Just a hobby… or sew it seams


Delilah Kramer

The pants in question

From the basement of my house came a soft whirring sound. My grandmother was sewing, carefully guiding fabric through her old Kenmore sewing machine as a kindergarten aged Delilah watched. Over the next few years, I would learn to sew, under her guidance.
We began with bags and pillow cases, so little me could master a straight stitch and get in the habit of sewing seams with the fabric right sides together (also known as “pretty-pretty”). These bags were far from perfect, only sometimes hemmed, and rarely had straps. Occasionally I would attach a button, but without a button hole to match it. While my creations were barely usable, I was learning skills that would stick with me ten years later.
As I grew up, I started sewing more independently, only needing the occasional help from my grandmother with threading the bobbin (a small spool of thread that goes inside of the machine) or changing out the needle. My sewing projects switched over to altering clothes; I had a new obsession with thrifting, and often needed to take in the waist on pants, or remove the sleeves from a shirt.
Rather than looking up tutorials, my learning was based on estimating and experimenting. This was in part inspired by Micarah Tewers, who makes amazingly chaotic Youtube sewing tutorials. This meant my results were wildly inconsistent, but I was gaining more knowledge of why things work the way they do, and was having more fun than I would have if I had followed a tutorial.
Recently, I’ve been sewing clothes from scratch. I buy sewing patterns from a variety of sources, but primarily from Etsy so I can purchase from a small business or young designer. I buy fabric from Joann Fabric, which unfortunately seems to contain more fleece and cotton than any useful apparel fabric. For pants or shorts, I go with linen, corduroy or jean, and for a top I typically choose a stretchy knit fabric. You should always use the fabric recommended in the pattern you’ve bought, although I break that rule occasionally.
At the start of a project, I can be found sitting on the floor of my living room with fabric and pattern pieces stretched out around me, cutting out pieces until usually 10:00 or 11:00 at night, usually with an episode of Critical Role in the background. My fabric scissors are still the same ones my grandmother and I had used ten years prior.
Once all my pattern pieces are cut out, I move on to pinning and sewing. My grandmother’s old Kenmore machine still works beautifully despite being more than 50 years-old, and by now I’m well acquainted with its quirks and features. I begin a project by changing out my needle to one suited for the fabric, and then begin sewing. Since most of my sewing is done in the evenings, I’ve stolen one of my father’s shop lights to give me better lighting, and can be found hunched over in the bright corner of my living room that is my sewing area. I don’t have a serger, but I find that an overlock stitch works quite well for most of my needs.

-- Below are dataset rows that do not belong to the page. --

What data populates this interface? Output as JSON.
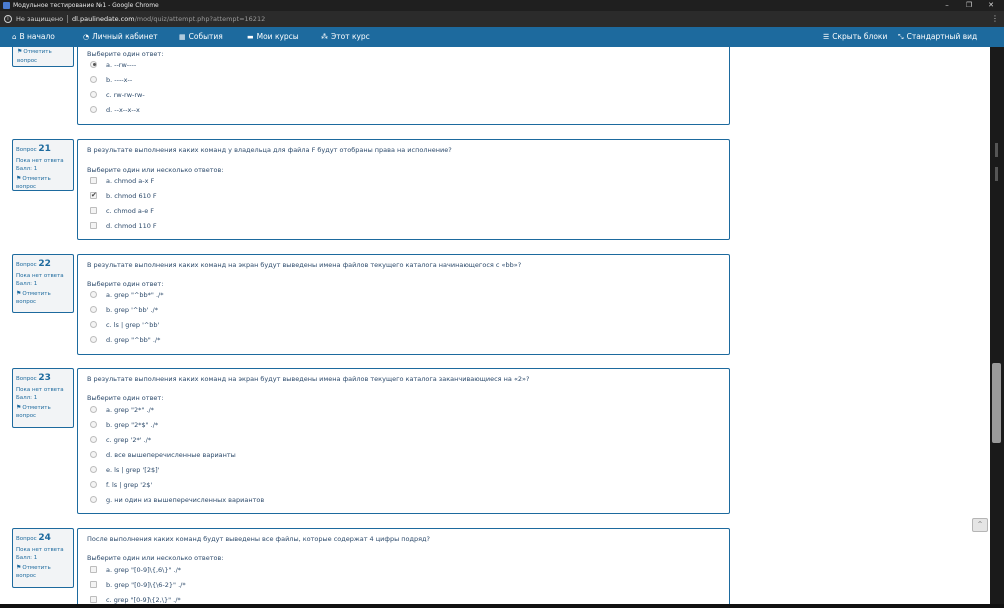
{
  "window": {
    "title": "Модульное тестирование №1 - Google Chrome",
    "controls": [
      "–",
      "❐",
      "✕"
    ]
  },
  "address": {
    "security_label": "Не защищено",
    "host": "dl.paulinedate.com",
    "path": "/mod/quiz/attempt.php?attempt=16212"
  },
  "nav": {
    "home": "В начало",
    "cabinet": "Личный кабинет",
    "events": "События",
    "courses": "Мои курсы",
    "this_course": "Этот курс",
    "hide_blocks": "Скрыть блоки",
    "standard_view": "Стандартный вид"
  },
  "questions": [
    {
      "number": "",
      "status": "",
      "score": "",
      "flag": "Отметить вопрос",
      "text": "",
      "prompt": "Выберите один ответ:",
      "type": "radio",
      "options": [
        {
          "label": "a. --rw----",
          "checked": true
        },
        {
          "label": "b. ----x--",
          "checked": false
        },
        {
          "label": "c. rw-rw-rw-",
          "checked": false
        },
        {
          "label": "d. --x--x--x",
          "checked": false
        }
      ]
    },
    {
      "number": "21",
      "label": "Вопрос",
      "status": "Пока нет ответа",
      "score": "Балл: 1",
      "flag": "Отметить вопрос",
      "text": "В результате выполнения каких команд у владельца для файла F будут отобраны права на исполнение?",
      "prompt": "Выберите один или несколько ответов:",
      "type": "checkbox",
      "options": [
        {
          "label": "a. chmod a-x F",
          "checked": false
        },
        {
          "label": "b. chmod 610 F",
          "checked": true
        },
        {
          "label": "c. chmod a-e F",
          "checked": false
        },
        {
          "label": "d. chmod 110 F",
          "checked": false
        }
      ]
    },
    {
      "number": "22",
      "label": "Вопрос",
      "status": "Пока нет ответа",
      "score": "Балл: 1",
      "flag": "Отметить вопрос",
      "text": "В результате выполнения каких команд на экран будут выведены имена файлов текущего каталога начинающегося с «bb»?",
      "prompt": "Выберите один ответ:",
      "type": "radio",
      "options": [
        {
          "label": "a. grep \"^bb*\" ./*",
          "checked": false
        },
        {
          "label": "b. grep '^bb' ./*",
          "checked": false
        },
        {
          "label": "c. ls | grep '^bb'",
          "checked": false
        },
        {
          "label": "d. grep \"^bb\" ./*",
          "checked": false
        }
      ]
    },
    {
      "number": "23",
      "label": "Вопрос",
      "status": "Пока нет ответа",
      "score": "Балл: 1",
      "flag": "Отметить вопрос",
      "text": "В результате выполнения каких команд на экран будут выведены имена файлов текущего каталога заканчивающиеся на «2»?",
      "prompt": "Выберите один ответ:",
      "type": "radio",
      "options": [
        {
          "label": "a. grep \"2*\" ./*",
          "checked": false
        },
        {
          "label": "b. grep \"2*$\" ./*",
          "checked": false
        },
        {
          "label": "c. grep '2*' ./*",
          "checked": false
        },
        {
          "label": "d. все вышеперечисленные варианты",
          "checked": false
        },
        {
          "label": "e. ls | grep '[2$]'",
          "checked": false
        },
        {
          "label": "f. ls | grep '2$'",
          "checked": false
        },
        {
          "label": "g. ни один из вышеперечисленных вариантов",
          "checked": false
        }
      ]
    },
    {
      "number": "24",
      "label": "Вопрос",
      "status": "Пока нет ответа",
      "score": "Балл: 1",
      "flag": "Отметить вопрос",
      "text": "После выполнения каких команд будут выведены все файлы, которые содержат 4 цифры подряд?",
      "prompt": "Выберите один или несколько ответов:",
      "type": "checkbox",
      "options": [
        {
          "label": "a. grep \"[0-9]\\{,6\\}\" ./*",
          "checked": false
        },
        {
          "label": "b. grep \"[0-9]\\{\\6-2}\" ./*",
          "checked": false
        },
        {
          "label": "c. grep \"[0-9]\\{2,\\}\" ./*",
          "checked": false
        }
      ]
    }
  ],
  "back_to_top": "^"
}
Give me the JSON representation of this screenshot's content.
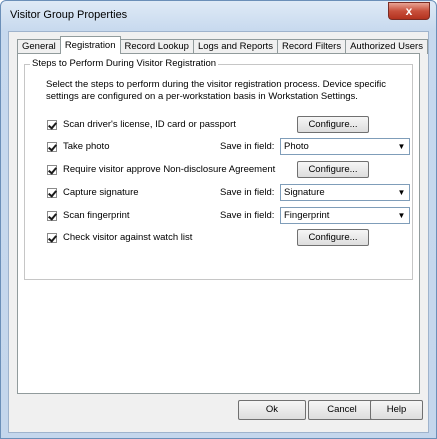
{
  "window": {
    "title": "Visitor Group Properties",
    "close_glyph": "x"
  },
  "tabs": [
    {
      "label": "General",
      "active": false
    },
    {
      "label": "Registration",
      "active": true
    },
    {
      "label": "Record Lookup",
      "active": false
    },
    {
      "label": "Logs and Reports",
      "active": false
    },
    {
      "label": "Record Filters",
      "active": false
    },
    {
      "label": "Authorized Users",
      "active": false
    }
  ],
  "group": {
    "title": "Steps to Perform During Visitor Registration",
    "description": "Select the steps to perform during the visitor registration process. Device specific settings are configured on a per-workstation basis in Workstation Settings."
  },
  "steps": [
    {
      "label": "Scan driver's license, ID card or passport",
      "checked": true,
      "button": "Configure..."
    },
    {
      "label": "Take photo",
      "checked": true,
      "field_label": "Save in field:",
      "field_value": "Photo"
    },
    {
      "label": "Require visitor approve Non-disclosure Agreement",
      "checked": true,
      "button": "Configure..."
    },
    {
      "label": "Capture signature",
      "checked": true,
      "field_label": "Save in field:",
      "field_value": "Signature"
    },
    {
      "label": "Scan fingerprint",
      "checked": true,
      "field_label": "Save in field:",
      "field_value": "Fingerprint"
    },
    {
      "label": "Check visitor against watch list",
      "checked": true,
      "button": "Configure..."
    }
  ],
  "footer": {
    "ok": "Ok",
    "cancel": "Cancel",
    "help": "Help"
  }
}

Sewing the day away (Delilah Kramer)

For items with zippers, pockets, or more complex steps, I’ll follow the instructions, but for simple shirts or seams, I feel confident in my ability to alter a pattern and sew without instructions. I own just one shirt pattern (Kiana Bonollo’s “Cap Sleeve Mock Neck Top” from Etsy) but I am comfortable changing the length, neck style, and sleeve style as needed, so I can get tank tops and turtlenecks out of the t-shirt pattern. Patterns can be tricky at first, and understanding how flat pieces will end up looking when assembled and put on a body is even more of a challenge. After so many years of sewing, I’ve gotten much better at it, but still mess up on occasion, and end up with a collar that is too tight, or a shirt that is too cropped.
I’ve learned to use additional features of my sewing machine as I’ve needed them. Recently I bought a twin needle, so my hems can look more professional. I’ve also learned how to use the buttonhole foot, to get cleaner button holes. Despite owning the sewing machine for far longer than I have, my grandmother had never learned to use that feature and was impressed with the results I was able to produce.
The clothes I make certainly aren’t perfect. A pair of shorts I made have the pockets on backwards, and one of my shirts has a hole in the collar. They may not be good enough to sell, but they’re good enough for me to wear. I like being able to make things fit me perfectly, and I also am glad I’m not contributing to the fast fashion industry. When I make my own clothes, the only person being paid less than minimum wage is me!
I’m not entirely sure what my future in sewing may look like. Designing clothes and making patterns certainly appeals to me, although I don’t have the training or experience to do it professionally. I don’t currently feel confident enough to sell my creations, especially without owning the original design, but I think in the future, that may be something I would like to pursue.
All of this is to say, if you’re unsure of what to get me for Christmas, a gift card to Joann Fabric would be much appreciated.